  • John Clute and John Grant, editors. The Encyclopedia of Fantasy. Orbit, 1997, p. 154.
  • Emmanuel Carrère. Gothic Romance (Original French title: Bravoure). (1984). English version published by Scribner, 1990. ISBN 0-684-19199-7
  • Ken Gelder. Reading the Vampire. NY: Routledge, 1994.
  • Seed, David. '"The Platitude of Prose": Byron's Vampire Fragment in the Context of his Verse Narratives', in Bernard Beatty and Vincent Newey, eds., Byron and the Limits of Fiction, Liverpool: Liverpool U.P., 1988, pp. 126–147.
  • The Byronic Vampyre.
  • A vampiric extract from The Giaour: A Fragment of a Turkish Tale (1813).
  • Barber, Paul. Vampires, Burial, and Death: Folklore and Reality. Yale University Press, 1988.
  • Tournefort, Joseph Pitton de. A Voyage Into the Levant, 1718. English edition, London: printed for D. Midwinter. Volume I, 1741.
  • Bainbridge, S. "Lord Ruthven's Power: Polidori's 'The Vampyre', Doubles and the Byronic Imagination." The Byron Journal, 2006.
  • Skarda, Patricia. “Vampirism and Plagiarism: Byron’s Influence and Polidori’s Practice.” Studies in Romanticism, 28 (Summer 1989): 249–69.
  • McGinley, Kathryn. "Development of the Byronic Vampire: Byron, Stoker, Rice." The Gothic World of Anne Rice, edited by Ray Broadus Browne and Gary Hoppenstand.
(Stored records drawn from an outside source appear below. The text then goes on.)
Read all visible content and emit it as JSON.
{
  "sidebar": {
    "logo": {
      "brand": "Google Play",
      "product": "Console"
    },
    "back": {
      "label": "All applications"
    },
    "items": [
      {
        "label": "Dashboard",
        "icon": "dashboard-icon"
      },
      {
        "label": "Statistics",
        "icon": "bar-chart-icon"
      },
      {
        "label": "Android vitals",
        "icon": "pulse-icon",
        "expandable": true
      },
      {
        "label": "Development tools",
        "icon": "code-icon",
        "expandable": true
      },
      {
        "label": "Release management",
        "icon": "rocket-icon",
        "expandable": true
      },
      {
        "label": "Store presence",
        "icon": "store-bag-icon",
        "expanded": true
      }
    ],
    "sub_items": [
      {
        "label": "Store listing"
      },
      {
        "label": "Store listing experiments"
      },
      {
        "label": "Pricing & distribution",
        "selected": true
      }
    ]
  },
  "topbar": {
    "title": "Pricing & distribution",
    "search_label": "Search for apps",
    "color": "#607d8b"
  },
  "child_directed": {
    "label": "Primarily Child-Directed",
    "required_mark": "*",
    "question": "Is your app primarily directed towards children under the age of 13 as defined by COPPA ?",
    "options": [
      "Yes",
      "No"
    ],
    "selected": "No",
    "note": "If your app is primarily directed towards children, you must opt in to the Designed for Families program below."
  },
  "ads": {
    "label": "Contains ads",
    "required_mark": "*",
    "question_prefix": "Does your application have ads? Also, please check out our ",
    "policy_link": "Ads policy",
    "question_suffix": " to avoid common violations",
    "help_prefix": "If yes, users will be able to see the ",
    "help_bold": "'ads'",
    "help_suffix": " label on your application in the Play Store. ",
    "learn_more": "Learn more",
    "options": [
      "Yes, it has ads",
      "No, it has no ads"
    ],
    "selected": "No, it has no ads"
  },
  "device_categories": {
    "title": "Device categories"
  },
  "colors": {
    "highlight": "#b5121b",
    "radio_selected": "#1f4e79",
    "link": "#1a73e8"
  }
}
Bowling Green State University Popular Press, 1996.
  • Lovecraft, H. P. "Supernatural Horror in Literature." The Recluse, No. 1 (1927), pp. 23–59.

External links[edit]